  • FuckHater

    I really don't understand the Kendrick haters. Now, he may not be the GOAT, but he's important to the culture. He has the potential to open the flood gates for more artists that make good music. He's restoring the balance and raising the bar. I get it, there are guys out there than can rip him to shreds lyrically. So why aren't you spending time spreading word of all their work? If you don't like Kendrick Lamar, that's fine. Stop wasting your time commenting on every article about him then. I don't waste my time commenting on an artist that I don't like.

  • getright

    tpab so far ahead of its time, its crazy. never heard better jazz than this album, I had to go back to the 50s to see something as good

    • Megan Levitt

      I looked at the bank draft 4 $4718 , I be certain that...my... father in law was like actualy bringing home money in their spare time online. . there mums best friend has done this 4 less than 23 months and at present cleared the morgage on their place and bought a new audi . Read Full Report >>>>>>>>> 2.gp/F3aa

  • azrethd

    I don't think tpab will be topped this decade. and I'm not even a fan

  • zeerax

    yeah TPAB is officially the highest rated album since the year 2000. its crazy its composition is far ahead of everything else that dropped these last 10 years... greatest album of the last 15 years in any musical genre

  • WTC

    I appreciate what Kendrick did, TPAB is in it's own right a great album. But let's not get carried away with dropping to our knees in front of Kendrick. This shit is seriously getting out of hand, but I will say Kendrick's hype train is moving so damn fast that albums like Dirty Diggs' "Rodman", Lupe's "T&Y", and Mello Music Group's "Persona" are getting lost in all the white noise. It's a damn shame because some really good albums have been released this year but tunnel vision has taken hold.

  • roy

    hip hop originated in USA but we know and appreciate hiphop more that you guys, i'm from SA but we loving kendric album and rating it as a classic without any debate, but you still debating whether its dope, you busy buying young thug and 2chainz's albums

  • Robb Watts

    Damn niggas really hating on K.Dot's TPAB. Someone finally drops an album that brings true essence of hip hop and delivers a great message to the youth, brings positivity, and the best part he's uplifting African Americans to stand against anyone that don't like us or our culture. And u got dumb ass niggas saying it's weak that everybody dick riding.. I bet u the same niggas that listen to Chief Keef, Bobby Shmurda, waka, lil b, list goes on. U niggas live in a box and need to wake up and get out of it.

  • MIkeSe

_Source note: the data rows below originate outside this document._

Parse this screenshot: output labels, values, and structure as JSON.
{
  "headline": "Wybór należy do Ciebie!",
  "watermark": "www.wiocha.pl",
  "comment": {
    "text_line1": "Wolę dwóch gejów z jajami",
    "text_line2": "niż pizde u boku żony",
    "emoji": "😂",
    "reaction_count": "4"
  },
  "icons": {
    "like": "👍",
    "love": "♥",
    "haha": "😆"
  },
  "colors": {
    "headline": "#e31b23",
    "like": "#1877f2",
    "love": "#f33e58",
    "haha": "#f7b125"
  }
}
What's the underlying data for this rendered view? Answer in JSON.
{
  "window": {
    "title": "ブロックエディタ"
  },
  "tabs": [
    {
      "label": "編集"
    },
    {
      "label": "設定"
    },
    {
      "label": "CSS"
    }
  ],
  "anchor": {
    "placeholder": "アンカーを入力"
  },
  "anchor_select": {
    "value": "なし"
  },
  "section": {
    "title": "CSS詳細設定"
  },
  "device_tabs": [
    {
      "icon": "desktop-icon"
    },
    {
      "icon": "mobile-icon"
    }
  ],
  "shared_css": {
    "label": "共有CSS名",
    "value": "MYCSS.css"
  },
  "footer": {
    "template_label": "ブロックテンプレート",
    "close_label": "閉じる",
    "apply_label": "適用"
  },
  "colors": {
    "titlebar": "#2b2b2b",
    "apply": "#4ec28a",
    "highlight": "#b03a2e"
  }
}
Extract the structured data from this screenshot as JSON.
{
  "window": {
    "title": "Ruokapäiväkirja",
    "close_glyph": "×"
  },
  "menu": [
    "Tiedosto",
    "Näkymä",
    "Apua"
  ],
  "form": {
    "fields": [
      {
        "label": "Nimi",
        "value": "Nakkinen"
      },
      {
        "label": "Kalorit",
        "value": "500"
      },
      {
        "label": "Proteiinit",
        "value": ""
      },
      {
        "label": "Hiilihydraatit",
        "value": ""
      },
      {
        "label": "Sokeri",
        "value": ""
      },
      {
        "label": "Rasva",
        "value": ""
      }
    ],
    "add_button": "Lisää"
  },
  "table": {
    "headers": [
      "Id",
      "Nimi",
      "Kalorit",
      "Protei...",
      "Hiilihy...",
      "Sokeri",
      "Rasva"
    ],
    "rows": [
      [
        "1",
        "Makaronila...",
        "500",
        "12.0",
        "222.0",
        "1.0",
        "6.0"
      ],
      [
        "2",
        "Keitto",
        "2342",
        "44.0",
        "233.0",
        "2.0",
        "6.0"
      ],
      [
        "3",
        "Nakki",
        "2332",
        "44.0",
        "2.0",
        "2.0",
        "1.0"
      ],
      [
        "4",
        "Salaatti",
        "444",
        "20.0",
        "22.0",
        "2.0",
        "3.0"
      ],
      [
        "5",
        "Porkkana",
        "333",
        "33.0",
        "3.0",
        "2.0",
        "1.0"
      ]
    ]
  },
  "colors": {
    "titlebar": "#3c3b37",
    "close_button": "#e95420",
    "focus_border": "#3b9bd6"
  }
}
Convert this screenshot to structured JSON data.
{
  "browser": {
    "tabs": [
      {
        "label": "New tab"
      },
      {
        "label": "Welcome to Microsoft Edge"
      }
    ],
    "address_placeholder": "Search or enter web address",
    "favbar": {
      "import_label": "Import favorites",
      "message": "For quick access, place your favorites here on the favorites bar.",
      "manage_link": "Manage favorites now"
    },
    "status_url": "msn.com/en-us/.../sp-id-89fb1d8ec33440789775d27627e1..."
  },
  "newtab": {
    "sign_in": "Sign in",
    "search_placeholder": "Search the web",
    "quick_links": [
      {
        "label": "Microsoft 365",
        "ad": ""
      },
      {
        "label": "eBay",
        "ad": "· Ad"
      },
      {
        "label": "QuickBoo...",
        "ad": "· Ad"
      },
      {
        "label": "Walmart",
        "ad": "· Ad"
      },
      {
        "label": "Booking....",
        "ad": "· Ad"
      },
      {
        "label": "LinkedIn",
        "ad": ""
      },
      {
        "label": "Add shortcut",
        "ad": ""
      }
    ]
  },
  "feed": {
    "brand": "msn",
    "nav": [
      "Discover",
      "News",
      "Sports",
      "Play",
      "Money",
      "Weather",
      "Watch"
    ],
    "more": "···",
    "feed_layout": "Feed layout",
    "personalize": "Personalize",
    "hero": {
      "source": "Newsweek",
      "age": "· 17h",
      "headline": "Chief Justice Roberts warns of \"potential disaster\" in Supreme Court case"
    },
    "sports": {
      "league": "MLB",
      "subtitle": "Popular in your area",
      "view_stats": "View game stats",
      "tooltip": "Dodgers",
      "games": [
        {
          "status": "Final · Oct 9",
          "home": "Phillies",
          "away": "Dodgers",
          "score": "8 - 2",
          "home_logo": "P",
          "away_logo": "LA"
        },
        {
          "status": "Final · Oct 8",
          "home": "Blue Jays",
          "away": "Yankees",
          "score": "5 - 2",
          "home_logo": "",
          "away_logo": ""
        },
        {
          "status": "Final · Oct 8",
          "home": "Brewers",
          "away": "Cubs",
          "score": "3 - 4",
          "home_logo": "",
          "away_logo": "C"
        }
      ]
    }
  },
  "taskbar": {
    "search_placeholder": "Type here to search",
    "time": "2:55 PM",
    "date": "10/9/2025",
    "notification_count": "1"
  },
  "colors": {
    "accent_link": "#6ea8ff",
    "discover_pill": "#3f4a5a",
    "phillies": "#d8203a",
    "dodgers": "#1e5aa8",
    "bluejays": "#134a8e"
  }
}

    I read HIP HOP DX reviews to laugh cause ya'll never really get it rght. Ya'll are super biased to who/whats poppin. Kendrick's "TPAB" is tough but it takes a lot for it to grow on you. Ya'll can't undermine other projects such as Lupe's "Testuo and Youth" because Kendrick is what's ringing bells at the moment. Check ya staff.

  • WTF

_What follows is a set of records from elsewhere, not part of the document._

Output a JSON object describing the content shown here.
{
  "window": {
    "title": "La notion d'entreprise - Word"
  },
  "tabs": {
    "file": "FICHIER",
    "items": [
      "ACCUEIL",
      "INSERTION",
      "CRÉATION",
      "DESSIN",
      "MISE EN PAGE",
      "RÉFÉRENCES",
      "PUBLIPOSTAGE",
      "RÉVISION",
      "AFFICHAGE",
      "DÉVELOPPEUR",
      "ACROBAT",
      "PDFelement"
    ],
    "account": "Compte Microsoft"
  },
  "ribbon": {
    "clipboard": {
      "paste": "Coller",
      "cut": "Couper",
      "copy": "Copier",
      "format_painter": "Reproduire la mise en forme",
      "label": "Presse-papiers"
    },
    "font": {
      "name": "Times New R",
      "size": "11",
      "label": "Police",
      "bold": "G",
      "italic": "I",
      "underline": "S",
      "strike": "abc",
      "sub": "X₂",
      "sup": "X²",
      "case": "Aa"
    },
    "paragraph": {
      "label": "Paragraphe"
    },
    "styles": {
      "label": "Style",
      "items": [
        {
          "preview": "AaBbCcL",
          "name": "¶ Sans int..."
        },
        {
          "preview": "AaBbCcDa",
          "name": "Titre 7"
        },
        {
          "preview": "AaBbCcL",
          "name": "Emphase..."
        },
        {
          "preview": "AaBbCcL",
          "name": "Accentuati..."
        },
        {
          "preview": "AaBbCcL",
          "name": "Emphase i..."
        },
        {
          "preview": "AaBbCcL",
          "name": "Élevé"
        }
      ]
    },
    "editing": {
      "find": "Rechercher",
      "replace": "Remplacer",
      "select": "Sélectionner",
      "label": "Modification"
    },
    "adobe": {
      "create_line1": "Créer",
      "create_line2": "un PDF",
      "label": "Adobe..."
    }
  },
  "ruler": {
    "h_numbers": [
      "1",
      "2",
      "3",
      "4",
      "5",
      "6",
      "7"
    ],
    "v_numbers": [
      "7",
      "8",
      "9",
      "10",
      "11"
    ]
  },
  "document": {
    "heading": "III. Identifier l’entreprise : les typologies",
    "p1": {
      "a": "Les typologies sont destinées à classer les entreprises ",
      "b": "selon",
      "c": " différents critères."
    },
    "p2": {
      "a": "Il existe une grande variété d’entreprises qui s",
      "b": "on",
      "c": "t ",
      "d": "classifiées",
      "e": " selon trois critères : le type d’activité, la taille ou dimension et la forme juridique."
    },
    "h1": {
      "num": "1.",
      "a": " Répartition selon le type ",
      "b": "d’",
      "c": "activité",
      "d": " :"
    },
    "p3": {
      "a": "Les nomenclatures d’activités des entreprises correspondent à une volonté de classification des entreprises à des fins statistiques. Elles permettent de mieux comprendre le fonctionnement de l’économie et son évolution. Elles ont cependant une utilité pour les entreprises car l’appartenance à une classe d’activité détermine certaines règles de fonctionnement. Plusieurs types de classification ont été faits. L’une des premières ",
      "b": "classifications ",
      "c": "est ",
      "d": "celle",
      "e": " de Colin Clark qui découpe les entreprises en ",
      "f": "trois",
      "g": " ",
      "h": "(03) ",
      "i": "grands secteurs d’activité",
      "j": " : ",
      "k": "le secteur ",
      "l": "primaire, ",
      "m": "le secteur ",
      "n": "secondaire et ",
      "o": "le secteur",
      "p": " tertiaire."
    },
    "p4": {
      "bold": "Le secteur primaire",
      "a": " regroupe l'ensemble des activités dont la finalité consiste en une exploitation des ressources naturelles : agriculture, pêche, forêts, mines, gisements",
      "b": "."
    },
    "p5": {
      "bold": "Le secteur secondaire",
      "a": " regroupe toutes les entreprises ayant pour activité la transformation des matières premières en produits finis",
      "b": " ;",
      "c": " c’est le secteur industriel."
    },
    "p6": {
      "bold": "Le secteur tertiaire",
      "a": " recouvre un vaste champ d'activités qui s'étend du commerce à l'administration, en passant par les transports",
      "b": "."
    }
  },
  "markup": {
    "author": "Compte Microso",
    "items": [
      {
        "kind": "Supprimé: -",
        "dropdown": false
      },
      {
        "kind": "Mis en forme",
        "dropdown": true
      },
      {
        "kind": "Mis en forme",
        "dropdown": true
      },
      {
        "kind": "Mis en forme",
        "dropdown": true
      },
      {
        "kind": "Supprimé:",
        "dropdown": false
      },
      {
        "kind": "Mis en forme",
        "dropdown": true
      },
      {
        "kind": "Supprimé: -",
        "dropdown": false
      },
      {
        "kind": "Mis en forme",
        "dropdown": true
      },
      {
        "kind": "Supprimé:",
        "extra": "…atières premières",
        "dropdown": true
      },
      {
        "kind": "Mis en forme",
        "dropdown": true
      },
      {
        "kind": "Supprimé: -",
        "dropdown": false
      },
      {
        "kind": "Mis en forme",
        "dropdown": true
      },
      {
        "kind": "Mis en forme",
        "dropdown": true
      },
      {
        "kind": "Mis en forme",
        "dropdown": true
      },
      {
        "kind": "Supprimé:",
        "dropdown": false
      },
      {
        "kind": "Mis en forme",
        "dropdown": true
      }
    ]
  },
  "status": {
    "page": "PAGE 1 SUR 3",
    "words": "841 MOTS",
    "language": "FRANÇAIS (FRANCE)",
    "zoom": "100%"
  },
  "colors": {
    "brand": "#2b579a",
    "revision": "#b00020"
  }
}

    Clearly Someone paid HHDX for these insane TPAB reviews that got most yall Stan'ing to this lame joint! Big Sean - DSP Wale - TAAN Joey Bada$$ - b4 da $$ Are way better than that album of farts by Kendrick.

  • Jack

    Tetsuo and Youth is a masterpiece of art. Just because TPAB is also fantastic doesn't take away from that.

  • kendrick gay

    yall just dick riding on kndrick suck his dick then

  • Soui

    I'm a fan of pretty much all the albums you mentioned. TPAB included. But you're showing dick riding at its finest. To say no other album will even touch it is stupid. Comparing albums that have been made for different purposes is sucker move anyway, most artists will tell you that.